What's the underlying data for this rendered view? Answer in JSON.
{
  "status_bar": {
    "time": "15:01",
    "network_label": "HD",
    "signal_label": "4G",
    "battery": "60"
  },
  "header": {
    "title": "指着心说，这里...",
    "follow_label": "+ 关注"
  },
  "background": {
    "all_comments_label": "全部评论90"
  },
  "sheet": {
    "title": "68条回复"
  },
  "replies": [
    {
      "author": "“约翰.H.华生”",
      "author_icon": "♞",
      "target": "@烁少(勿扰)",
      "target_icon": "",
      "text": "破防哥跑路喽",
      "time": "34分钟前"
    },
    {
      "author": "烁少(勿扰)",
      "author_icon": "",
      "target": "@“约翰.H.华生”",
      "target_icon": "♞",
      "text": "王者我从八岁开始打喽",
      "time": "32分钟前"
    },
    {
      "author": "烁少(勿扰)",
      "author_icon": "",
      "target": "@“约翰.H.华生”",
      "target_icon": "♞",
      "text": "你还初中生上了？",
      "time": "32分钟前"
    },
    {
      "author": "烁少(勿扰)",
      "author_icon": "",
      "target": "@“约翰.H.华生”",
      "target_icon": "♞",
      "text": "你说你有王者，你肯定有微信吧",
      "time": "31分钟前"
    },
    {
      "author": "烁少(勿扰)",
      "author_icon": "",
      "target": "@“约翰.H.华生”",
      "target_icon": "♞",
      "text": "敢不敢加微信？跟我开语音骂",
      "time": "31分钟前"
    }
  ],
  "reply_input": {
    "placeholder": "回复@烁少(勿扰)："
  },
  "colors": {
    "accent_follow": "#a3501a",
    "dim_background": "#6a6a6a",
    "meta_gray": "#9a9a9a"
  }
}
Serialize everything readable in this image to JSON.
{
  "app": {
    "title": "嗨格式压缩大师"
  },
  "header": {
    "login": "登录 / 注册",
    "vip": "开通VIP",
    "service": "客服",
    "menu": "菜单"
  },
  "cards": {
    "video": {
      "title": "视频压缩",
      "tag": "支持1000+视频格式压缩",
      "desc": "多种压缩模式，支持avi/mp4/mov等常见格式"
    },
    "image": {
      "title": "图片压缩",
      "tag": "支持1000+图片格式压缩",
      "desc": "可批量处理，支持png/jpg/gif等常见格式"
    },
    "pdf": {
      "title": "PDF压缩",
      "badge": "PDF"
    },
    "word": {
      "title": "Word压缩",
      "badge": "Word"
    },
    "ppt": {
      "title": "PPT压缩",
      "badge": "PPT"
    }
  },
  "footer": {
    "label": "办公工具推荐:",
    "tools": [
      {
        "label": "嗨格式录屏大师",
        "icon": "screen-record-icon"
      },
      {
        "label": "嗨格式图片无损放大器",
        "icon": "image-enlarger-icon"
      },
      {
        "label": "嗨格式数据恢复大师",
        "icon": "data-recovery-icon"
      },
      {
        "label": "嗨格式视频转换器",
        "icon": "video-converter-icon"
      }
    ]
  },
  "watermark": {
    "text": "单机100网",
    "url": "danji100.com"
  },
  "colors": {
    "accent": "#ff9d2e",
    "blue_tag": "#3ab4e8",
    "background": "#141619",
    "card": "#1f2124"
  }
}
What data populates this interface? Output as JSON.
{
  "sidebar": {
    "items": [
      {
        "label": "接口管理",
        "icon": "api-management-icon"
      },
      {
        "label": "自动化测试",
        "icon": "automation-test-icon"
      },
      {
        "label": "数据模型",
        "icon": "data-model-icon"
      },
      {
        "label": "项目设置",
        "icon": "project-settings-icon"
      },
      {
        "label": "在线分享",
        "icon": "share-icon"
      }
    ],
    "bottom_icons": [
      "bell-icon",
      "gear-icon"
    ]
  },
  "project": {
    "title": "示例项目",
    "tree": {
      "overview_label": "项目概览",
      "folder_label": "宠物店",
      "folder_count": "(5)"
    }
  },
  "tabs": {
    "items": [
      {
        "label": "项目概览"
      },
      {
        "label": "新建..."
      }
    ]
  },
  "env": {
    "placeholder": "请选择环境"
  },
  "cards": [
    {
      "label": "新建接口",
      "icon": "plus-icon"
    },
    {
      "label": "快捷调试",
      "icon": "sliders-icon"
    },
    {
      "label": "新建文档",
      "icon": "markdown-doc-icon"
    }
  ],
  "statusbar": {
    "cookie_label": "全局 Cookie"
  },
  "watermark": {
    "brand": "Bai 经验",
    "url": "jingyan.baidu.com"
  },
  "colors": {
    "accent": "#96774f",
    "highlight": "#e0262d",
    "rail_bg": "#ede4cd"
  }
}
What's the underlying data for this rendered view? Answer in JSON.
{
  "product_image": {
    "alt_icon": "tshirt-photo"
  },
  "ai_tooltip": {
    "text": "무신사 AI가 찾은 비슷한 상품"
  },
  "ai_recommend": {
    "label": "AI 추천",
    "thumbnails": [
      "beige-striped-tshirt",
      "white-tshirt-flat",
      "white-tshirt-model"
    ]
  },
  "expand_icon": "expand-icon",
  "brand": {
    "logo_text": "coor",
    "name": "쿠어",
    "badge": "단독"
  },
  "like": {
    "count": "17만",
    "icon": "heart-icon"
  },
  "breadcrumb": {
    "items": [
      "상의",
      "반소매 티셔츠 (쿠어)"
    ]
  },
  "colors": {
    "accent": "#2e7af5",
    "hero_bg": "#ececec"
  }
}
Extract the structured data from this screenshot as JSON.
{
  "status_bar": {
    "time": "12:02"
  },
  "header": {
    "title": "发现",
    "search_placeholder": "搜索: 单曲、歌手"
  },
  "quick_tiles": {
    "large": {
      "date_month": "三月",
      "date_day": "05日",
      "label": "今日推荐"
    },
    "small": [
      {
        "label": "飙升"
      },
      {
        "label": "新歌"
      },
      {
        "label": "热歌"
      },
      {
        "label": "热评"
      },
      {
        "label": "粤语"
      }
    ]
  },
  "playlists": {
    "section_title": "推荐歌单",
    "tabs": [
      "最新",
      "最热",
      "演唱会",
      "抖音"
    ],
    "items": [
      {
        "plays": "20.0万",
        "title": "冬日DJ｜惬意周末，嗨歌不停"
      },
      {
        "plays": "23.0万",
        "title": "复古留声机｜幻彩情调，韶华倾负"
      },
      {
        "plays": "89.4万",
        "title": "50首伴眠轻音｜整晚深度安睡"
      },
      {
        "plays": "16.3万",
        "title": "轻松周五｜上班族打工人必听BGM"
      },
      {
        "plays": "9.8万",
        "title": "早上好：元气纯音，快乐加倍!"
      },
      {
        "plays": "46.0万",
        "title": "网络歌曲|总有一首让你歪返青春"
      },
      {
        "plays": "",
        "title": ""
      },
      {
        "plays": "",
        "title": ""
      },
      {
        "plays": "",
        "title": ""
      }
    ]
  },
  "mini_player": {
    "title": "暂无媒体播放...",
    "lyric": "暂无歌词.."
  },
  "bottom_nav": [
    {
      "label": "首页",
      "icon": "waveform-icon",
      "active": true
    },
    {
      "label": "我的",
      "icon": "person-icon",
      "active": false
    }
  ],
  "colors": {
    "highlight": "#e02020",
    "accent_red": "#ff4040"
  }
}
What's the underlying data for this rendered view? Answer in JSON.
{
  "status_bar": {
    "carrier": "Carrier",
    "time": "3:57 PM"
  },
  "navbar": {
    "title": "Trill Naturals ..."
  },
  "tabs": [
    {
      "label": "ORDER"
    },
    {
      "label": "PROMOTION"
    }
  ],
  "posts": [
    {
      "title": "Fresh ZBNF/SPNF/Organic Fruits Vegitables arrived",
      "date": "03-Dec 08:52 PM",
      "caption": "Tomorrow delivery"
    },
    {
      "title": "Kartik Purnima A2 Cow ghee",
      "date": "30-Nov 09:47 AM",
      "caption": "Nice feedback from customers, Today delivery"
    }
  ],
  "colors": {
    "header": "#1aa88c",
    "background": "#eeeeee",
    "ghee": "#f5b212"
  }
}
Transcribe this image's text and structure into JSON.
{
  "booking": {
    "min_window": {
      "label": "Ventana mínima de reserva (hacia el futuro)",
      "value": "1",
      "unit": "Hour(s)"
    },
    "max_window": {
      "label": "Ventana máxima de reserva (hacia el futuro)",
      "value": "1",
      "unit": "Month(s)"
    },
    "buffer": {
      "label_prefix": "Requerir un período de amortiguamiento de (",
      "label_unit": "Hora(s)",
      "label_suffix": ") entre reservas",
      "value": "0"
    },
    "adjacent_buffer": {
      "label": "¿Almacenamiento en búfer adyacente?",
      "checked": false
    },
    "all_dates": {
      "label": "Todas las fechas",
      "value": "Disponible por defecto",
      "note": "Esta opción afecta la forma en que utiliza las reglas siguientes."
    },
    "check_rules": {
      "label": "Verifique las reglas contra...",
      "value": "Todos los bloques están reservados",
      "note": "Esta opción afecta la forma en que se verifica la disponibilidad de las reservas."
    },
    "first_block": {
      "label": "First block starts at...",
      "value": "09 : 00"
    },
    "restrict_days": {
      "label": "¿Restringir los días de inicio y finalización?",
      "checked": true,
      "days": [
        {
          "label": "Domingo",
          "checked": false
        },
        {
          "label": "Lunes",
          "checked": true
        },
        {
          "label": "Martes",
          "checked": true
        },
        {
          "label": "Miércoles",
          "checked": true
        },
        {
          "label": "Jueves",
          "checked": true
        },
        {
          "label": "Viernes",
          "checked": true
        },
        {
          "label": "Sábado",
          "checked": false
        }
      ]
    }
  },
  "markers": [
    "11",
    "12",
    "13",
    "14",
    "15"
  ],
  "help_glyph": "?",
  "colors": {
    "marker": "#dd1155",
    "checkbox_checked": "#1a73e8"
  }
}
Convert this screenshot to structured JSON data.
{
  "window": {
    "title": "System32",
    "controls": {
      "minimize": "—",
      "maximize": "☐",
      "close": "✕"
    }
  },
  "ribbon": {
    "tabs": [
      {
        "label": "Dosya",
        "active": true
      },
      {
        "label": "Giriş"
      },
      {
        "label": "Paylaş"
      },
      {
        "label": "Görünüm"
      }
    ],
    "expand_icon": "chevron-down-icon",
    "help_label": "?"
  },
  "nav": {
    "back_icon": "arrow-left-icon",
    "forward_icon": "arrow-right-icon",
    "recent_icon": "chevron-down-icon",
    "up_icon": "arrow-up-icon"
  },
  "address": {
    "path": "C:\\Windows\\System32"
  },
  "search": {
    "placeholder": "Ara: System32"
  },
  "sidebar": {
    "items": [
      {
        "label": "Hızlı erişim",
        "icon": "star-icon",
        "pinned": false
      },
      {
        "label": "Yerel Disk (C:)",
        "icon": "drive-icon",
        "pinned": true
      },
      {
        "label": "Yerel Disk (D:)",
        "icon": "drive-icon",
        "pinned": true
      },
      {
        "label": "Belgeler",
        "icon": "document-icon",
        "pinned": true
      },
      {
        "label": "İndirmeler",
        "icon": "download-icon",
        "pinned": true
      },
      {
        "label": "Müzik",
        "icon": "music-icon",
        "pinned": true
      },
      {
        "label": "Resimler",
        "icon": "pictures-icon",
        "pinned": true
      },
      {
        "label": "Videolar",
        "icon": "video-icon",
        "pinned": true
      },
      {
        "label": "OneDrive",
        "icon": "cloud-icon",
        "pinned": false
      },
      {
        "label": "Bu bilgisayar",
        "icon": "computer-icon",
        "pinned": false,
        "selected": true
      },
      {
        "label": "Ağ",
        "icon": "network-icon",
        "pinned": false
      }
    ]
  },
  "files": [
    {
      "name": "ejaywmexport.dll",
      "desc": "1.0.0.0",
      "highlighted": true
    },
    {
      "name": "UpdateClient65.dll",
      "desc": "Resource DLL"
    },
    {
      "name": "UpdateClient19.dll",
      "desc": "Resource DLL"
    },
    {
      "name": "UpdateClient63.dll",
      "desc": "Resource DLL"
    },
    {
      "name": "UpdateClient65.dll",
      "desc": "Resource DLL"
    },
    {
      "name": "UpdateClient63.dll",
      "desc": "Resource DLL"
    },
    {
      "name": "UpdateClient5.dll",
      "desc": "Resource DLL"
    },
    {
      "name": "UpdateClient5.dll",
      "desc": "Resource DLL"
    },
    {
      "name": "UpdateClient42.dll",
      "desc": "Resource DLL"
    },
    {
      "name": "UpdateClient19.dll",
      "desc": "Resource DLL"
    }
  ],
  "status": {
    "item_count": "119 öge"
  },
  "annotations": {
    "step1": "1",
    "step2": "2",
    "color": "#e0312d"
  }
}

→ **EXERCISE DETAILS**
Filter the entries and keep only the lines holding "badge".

→ **THE ANSWER**
      "badge": "PDF"
      "badge": "Word"
      "badge": "PPT"
    "badge": "단독"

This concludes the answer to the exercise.